Record set:
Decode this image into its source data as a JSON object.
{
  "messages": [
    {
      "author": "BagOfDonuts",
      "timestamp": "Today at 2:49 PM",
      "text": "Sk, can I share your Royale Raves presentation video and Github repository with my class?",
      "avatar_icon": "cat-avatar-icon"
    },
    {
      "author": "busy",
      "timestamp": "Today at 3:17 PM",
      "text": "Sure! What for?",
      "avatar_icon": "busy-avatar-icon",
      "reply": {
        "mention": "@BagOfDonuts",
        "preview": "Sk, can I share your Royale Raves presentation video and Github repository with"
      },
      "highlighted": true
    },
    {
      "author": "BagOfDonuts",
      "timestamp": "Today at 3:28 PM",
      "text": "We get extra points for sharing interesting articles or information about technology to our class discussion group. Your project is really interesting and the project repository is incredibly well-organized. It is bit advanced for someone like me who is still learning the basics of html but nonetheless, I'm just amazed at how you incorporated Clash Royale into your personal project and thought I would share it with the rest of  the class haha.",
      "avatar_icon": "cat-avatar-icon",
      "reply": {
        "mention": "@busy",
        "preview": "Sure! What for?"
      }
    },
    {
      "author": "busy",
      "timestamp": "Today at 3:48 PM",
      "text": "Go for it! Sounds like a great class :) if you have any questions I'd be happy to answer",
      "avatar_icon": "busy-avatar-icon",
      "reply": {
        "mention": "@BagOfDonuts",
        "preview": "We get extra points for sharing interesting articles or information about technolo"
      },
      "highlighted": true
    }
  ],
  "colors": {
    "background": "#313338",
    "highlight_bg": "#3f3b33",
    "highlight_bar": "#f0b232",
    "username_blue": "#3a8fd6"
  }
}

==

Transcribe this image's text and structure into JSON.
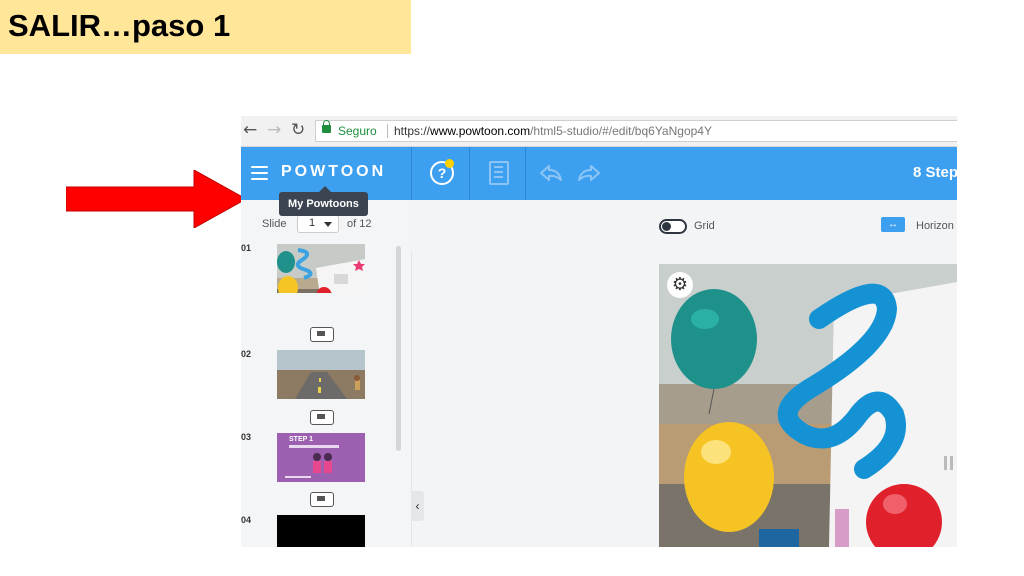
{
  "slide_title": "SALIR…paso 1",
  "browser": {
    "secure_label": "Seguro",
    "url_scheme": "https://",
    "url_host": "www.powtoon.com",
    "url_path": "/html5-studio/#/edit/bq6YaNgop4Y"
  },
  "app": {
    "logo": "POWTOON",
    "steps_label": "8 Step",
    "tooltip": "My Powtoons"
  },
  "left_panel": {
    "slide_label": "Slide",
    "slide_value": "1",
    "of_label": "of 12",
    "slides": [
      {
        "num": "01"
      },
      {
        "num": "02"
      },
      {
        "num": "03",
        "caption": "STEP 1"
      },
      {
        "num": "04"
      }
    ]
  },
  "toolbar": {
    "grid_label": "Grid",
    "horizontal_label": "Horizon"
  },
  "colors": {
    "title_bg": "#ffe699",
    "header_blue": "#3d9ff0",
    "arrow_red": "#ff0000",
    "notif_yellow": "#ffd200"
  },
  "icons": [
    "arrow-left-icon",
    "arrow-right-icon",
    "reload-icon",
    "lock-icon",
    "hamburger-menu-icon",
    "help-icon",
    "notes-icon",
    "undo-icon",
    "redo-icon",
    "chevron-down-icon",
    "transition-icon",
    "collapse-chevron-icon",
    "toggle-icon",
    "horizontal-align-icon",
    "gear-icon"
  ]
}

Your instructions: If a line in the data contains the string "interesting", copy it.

Task answer:
      "text": "We get extra points for sharing interesting articles or information about technology to our class discussion group. Your project is really interesting and the project repository is incredibly well-organized. It is bit advanced for someone like me who is still learning the basics of html but nonetheless, I'm just amazed at how you incorporated Clash Royale into your personal project and thought I would share it with the rest of  the class haha.",
        "preview": "We get extra points for sharing interesting articles or information about technolo"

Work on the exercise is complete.